START Records to use

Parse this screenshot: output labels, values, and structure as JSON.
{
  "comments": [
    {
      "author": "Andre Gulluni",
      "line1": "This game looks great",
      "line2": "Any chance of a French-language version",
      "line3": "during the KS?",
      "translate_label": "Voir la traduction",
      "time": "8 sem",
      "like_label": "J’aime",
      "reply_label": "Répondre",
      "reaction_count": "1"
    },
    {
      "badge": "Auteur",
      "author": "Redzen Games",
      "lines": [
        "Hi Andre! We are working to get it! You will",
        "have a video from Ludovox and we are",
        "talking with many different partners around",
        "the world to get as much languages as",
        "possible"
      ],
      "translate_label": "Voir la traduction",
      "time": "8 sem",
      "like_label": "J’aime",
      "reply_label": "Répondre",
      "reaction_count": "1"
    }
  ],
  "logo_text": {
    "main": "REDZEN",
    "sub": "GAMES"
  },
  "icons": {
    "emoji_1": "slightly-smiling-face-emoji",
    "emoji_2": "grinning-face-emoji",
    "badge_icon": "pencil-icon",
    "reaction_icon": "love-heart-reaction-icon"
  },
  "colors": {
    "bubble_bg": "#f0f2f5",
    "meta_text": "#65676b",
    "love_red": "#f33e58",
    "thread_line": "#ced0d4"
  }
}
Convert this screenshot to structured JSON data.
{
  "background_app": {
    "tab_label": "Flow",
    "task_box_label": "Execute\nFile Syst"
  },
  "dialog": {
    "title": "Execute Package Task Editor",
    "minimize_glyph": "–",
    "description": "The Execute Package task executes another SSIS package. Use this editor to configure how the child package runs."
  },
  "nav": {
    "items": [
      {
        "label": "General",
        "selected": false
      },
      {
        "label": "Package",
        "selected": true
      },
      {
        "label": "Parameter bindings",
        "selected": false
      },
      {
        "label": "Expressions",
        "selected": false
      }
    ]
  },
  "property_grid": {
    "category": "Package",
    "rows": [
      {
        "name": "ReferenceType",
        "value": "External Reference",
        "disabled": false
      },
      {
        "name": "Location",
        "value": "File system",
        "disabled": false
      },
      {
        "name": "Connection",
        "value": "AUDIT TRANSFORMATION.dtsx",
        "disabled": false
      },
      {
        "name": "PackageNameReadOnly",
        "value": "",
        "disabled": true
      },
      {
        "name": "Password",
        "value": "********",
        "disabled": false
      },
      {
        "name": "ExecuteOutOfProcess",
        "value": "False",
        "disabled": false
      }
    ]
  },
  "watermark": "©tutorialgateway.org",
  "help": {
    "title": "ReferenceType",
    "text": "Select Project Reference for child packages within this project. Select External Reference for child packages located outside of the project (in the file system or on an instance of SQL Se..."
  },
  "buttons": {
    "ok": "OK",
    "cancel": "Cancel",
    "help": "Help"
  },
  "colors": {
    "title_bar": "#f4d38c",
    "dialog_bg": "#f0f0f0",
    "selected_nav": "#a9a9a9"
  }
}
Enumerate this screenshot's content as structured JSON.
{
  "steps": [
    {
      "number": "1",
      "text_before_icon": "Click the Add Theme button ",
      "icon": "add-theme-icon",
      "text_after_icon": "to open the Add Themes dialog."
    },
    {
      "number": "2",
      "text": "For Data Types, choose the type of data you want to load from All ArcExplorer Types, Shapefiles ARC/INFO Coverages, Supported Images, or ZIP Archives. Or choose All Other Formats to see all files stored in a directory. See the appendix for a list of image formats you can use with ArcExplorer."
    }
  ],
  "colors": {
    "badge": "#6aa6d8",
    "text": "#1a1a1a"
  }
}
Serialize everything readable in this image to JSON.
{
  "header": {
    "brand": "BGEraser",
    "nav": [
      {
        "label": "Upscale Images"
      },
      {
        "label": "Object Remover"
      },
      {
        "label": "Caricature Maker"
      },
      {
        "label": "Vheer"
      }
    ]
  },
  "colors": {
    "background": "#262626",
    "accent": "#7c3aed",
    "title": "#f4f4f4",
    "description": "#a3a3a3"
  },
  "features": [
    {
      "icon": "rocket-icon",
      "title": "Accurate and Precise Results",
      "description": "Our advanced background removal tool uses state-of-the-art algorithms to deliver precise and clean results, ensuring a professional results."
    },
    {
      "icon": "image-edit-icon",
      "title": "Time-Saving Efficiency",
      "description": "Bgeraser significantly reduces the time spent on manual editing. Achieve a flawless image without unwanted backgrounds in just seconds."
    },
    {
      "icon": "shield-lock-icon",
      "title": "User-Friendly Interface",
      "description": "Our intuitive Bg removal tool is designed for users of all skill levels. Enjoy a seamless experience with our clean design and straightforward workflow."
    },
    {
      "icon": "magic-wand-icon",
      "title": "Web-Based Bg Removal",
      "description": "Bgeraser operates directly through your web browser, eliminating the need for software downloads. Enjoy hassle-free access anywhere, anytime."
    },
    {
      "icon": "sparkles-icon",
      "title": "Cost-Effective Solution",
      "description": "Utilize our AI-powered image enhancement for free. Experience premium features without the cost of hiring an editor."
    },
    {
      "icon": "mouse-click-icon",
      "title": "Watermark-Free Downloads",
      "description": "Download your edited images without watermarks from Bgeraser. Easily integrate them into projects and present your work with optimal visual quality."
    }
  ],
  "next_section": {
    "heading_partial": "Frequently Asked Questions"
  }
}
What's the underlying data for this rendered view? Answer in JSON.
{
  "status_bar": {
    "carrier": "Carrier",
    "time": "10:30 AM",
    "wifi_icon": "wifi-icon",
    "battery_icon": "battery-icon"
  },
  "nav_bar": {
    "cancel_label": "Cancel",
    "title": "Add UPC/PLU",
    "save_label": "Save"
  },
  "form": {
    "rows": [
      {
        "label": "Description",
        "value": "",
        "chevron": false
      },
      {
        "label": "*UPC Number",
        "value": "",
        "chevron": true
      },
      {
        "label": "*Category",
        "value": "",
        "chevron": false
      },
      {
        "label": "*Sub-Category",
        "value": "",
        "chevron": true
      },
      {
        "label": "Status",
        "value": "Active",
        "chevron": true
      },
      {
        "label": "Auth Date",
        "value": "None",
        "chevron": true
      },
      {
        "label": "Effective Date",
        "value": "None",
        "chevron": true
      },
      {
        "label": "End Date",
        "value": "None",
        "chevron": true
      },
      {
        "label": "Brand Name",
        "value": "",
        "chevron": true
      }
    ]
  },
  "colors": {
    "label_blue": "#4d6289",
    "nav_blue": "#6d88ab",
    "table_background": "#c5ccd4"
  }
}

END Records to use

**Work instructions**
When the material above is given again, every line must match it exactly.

**Finished exercise**
Parse this screenshot: output labels, values, and structure as JSON.
{
  "comments": [
    {
      "author": "Andre Gulluni",
      "line1": "This game looks great",
      "line2": "Any chance of a French-language version",
      "line3": "during the KS?",
      "translate_label": "Voir la traduction",
      "time": "8 sem",
      "like_label": "J’aime",
      "reply_label": "Répondre",
      "reaction_count": "1"
    },
    {
      "badge": "Auteur",
      "author": "Redzen Games",
      "lines": [
        "Hi Andre! We are working to get it! You will",
        "have a video from Ludovox and we are",
        "talking with many different partners around",
        "the world to get as much languages as",
        "possible"
      ],
      "translate_label": "Voir la traduction",
      "time": "8 sem",
      "like_label": "J’aime",
      "reply_label": "Répondre",
      "reaction_count": "1"
    }
  ],
  "logo_text": {
    "main": "REDZEN",
    "sub": "GAMES"
  },
  "icons": {
    "emoji_1": "slightly-smiling-face-emoji",
    "emoji_2": "grinning-face-emoji",
    "badge_icon": "pencil-icon",
    "reaction_icon": "love-heart-reaction-icon"
  },
  "colors": {
    "bubble_bg": "#f0f2f5",
    "meta_text": "#65676b",
    "love_red": "#f33e58",
    "thread_line": "#ced0d4"
  }
}
Convert this screenshot to structured JSON data.
{
  "background_app": {
    "tab_label": "Flow",
    "task_box_label": "Execute\nFile Syst"
  },
  "dialog": {
    "title": "Execute Package Task Editor",
    "minimize_glyph": "–",
    "description": "The Execute Package task executes another SSIS package. Use this editor to configure how the child package runs."
  },
  "nav": {
    "items": [
      {
        "label": "General",
        "selected": false
      },
      {
        "label": "Package",
        "selected": true
      },
      {
        "label": "Parameter bindings",
        "selected": false
      },
      {
        "label": "Expressions",
        "selected": false
      }
    ]
  },
  "property_grid": {
    "category": "Package",
    "rows": [
      {
        "name": "ReferenceType",
        "value": "External Reference",
        "disabled": false
      },
      {
        "name": "Location",
        "value": "File system",
        "disabled": false
      },
      {
        "name": "Connection",
        "value": "AUDIT TRANSFORMATION.dtsx",
        "disabled": false
      },
      {
        "name": "PackageNameReadOnly",
        "value": "",
        "disabled": true
      },
      {
        "name": "Password",
        "value": "********",
        "disabled": false
      },
      {
        "name": "ExecuteOutOfProcess",
        "value": "False",
        "disabled": false
      }
    ]
  },
  "watermark": "©tutorialgateway.org",
  "help": {
    "title": "ReferenceType",
    "text": "Select Project Reference for child packages within this project. Select External Reference for child packages located outside of the project (in the file system or on an instance of SQL Se..."
  },
  "buttons": {
    "ok": "OK",
    "cancel": "Cancel",
    "help": "Help"
  },
  "colors": {
    "title_bar": "#f4d38c",
    "dialog_bg": "#f0f0f0",
    "selected_nav": "#a9a9a9"
  }
}
Enumerate this screenshot's content as structured JSON.
{
  "steps": [
    {
      "number": "1",
      "text_before_icon": "Click the Add Theme button ",
      "icon": "add-theme-icon",
      "text_after_icon": "to open the Add Themes dialog."
    },
    {
      "number": "2",
      "text": "For Data Types, choose the type of data you want to load from All ArcExplorer Types, Shapefiles ARC/INFO Coverages, Supported Images, or ZIP Archives. Or choose All Other Formats to see all files stored in a directory. See the appendix for a list of image formats you can use with ArcExplorer."
    }
  ],
  "colors": {
    "badge": "#6aa6d8",
    "text": "#1a1a1a"
  }
}
Serialize everything readable in this image to JSON.
{
  "header": {
    "brand": "BGEraser",
    "nav": [
      {
        "label": "Upscale Images"
      },
      {
        "label": "Object Remover"
      },
      {
        "label": "Caricature Maker"
      },
      {
        "label": "Vheer"
      }
    ]
  },
  "colors": {
    "background": "#262626",
    "accent": "#7c3aed",
    "title": "#f4f4f4",
    "description": "#a3a3a3"
  },
  "features": [
    {
      "icon": "rocket-icon",
      "title": "Accurate and Precise Results",
      "description": "Our advanced background removal tool uses state-of-the-art algorithms to deliver precise and clean results, ensuring a professional results."
    },
    {
      "icon": "image-edit-icon",
      "title": "Time-Saving Efficiency",
      "description": "Bgeraser significantly reduces the time spent on manual editing. Achieve a flawless image without unwanted backgrounds in just seconds."
    },
    {
      "icon": "shield-lock-icon",
      "title": "User-Friendly Interface",
      "description": "Our intuitive Bg removal tool is designed for users of all skill levels. Enjoy a seamless experience with our clean design and straightforward workflow."
    },
    {
      "icon": "magic-wand-icon",
      "title": "Web-Based Bg Removal",
      "description": "Bgeraser operates directly through your web browser, eliminating the need for software downloads. Enjoy hassle-free access anywhere, anytime."
    },
    {
      "icon": "sparkles-icon",
      "title": "Cost-Effective Solution",
      "description": "Utilize our AI-powered image enhancement for free. Experience premium features without the cost of hiring an editor."
    },
    {
      "icon": "mouse-click-icon",
      "title": "Watermark-Free Downloads",
      "description": "Download your edited images without watermarks from Bgeraser. Easily integrate them into projects and present your work with optimal visual quality."
    }
  ],
  "next_section": {
    "heading_partial": "Frequently Asked Questions"
  }
}
What's the underlying data for this rendered view? Answer in JSON.
{
  "status_bar": {
    "carrier": "Carrier",
    "time": "10:30 AM",
    "wifi_icon": "wifi-icon",
    "battery_icon": "battery-icon"
  },
  "nav_bar": {
    "cancel_label": "Cancel",
    "title": "Add UPC/PLU",
    "save_label": "Save"
  },
  "form": {
    "rows": [
      {
        "label": "Description",
        "value": "",
        "chevron": false
      },
      {
        "label": "*UPC Number",
        "value": "",
        "chevron": true
      },
      {
        "label": "*Category",
        "value": "",
        "chevron": false
      },
      {
        "label": "*Sub-Category",
        "value": "",
        "chevron": true
      },
      {
        "label": "Status",
        "value": "Active",
        "chevron": true
      },
      {
        "label": "Auth Date",
        "value": "None",
        "chevron": true
      },
      {
        "label": "Effective Date",
        "value": "None",
        "chevron": true
      },
      {
        "label": "End Date",
        "value": "None",
        "chevron": true
      },
      {
        "label": "Brand Name",
        "value": "",
        "chevron": true
      }
    ]
  },
  "colors": {
    "label_blue": "#4d6289",
    "nav_blue": "#6d88ab",
    "table_background": "#c5ccd4"
  }
}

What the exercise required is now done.